Silicon Europe Worldwide is driving internationalization in the USA
From October 3 to 5, the second Business Connection Forum this year took place in Albany, the capital of the American Federal State of New York. The modern university city, around 240 kilometers north of New York City, formed the appropriate framework for the latest internationalization campaign of the European cluster group Silicon Europe. In addition to numerous B2B meetings and lectures, the signing of a MoU was the focus of the three-day conference.
Once again, Silicon Europe promoted the best microelectronic know-how "Made in Europe" from 3 to 5 October in Albany, the hot spot of the American semiconductor industry. Twelve European semiconductor clusters, including DSP Valley, Fondazione Distretto Green & High Tech Monza Brianza, GAIA, Minalogic, Silicon Alps and Silicon Saxony presented themselves as a powerful alliance with one voice. An impressive performance, which also amazed Albany. Especially the European cluster structures were once again praised. The event, which was organized as part of the Silicon Europe Worldwide project and together with the nanotechnology hub "NY loves Nanotech" and the Center of Economic Growth (CEG), was a success. In four technology sessions, numerous lectures on the focus areas of the industry, keynotes, B2B meetings and informal gatherings were put together in the past few days. Also an MoU between "NY loves Nanotech" and the Silicon Europe alliance could be signed. Important steps for the European microelectronics industry on the way to the phalanx of world market leaders and into the North American microelectronics market.

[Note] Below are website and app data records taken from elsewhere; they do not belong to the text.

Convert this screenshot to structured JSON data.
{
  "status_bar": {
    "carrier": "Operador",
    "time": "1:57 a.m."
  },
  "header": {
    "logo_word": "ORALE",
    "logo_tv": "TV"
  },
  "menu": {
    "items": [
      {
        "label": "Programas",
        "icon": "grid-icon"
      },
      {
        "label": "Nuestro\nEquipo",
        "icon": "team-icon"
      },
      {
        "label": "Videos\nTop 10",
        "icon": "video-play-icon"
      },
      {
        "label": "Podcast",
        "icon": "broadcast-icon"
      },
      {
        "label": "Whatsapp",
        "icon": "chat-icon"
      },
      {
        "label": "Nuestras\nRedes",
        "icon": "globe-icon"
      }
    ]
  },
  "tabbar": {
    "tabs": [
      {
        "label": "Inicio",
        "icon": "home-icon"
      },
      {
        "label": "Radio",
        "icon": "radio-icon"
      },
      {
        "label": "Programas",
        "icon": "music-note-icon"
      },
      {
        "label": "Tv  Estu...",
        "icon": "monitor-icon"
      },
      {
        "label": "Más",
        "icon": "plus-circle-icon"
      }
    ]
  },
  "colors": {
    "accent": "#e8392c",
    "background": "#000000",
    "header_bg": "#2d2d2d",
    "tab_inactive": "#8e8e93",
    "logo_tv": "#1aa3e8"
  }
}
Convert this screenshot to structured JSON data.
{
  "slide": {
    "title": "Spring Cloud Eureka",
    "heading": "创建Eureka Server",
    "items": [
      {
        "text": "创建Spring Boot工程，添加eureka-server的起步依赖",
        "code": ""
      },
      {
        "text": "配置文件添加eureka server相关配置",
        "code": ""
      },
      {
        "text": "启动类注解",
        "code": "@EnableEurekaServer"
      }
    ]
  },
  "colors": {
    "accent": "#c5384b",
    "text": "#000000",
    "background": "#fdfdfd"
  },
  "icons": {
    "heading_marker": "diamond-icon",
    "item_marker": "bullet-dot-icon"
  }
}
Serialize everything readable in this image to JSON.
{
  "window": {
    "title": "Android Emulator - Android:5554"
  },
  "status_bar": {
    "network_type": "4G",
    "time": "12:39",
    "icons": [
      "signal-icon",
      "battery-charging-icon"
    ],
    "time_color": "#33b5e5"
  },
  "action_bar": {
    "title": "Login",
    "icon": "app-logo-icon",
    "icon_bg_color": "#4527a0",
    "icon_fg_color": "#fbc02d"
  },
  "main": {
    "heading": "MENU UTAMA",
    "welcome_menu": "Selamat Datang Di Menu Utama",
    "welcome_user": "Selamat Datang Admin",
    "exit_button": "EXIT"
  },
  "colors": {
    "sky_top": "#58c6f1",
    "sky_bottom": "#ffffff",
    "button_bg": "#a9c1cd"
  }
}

After its name change, the College of Nanoscale Science and Engineering (CNSE), now SUNY Polytechnic Institute, was host to the event. As one of the largest public universities in the Americas, the institute stands for research and development in the field of microelectronics. More than 300 industrial partners, such as IBM, General Electric and GLOBALFOUNDRIES, support its work. Companies such as M + W, Tokyo Electron or Applied Materials are also on the campus in Albany. 2700 jobs were created and 15 billion dollars have been invested in the university and its state-of-the-art facilities, including clean rooms, over the past 20 years. As a part of the Advanced Manufacturing Center, a unique expertise grew in the areas of microprocessors, ASICs, mixed signal and MEMS.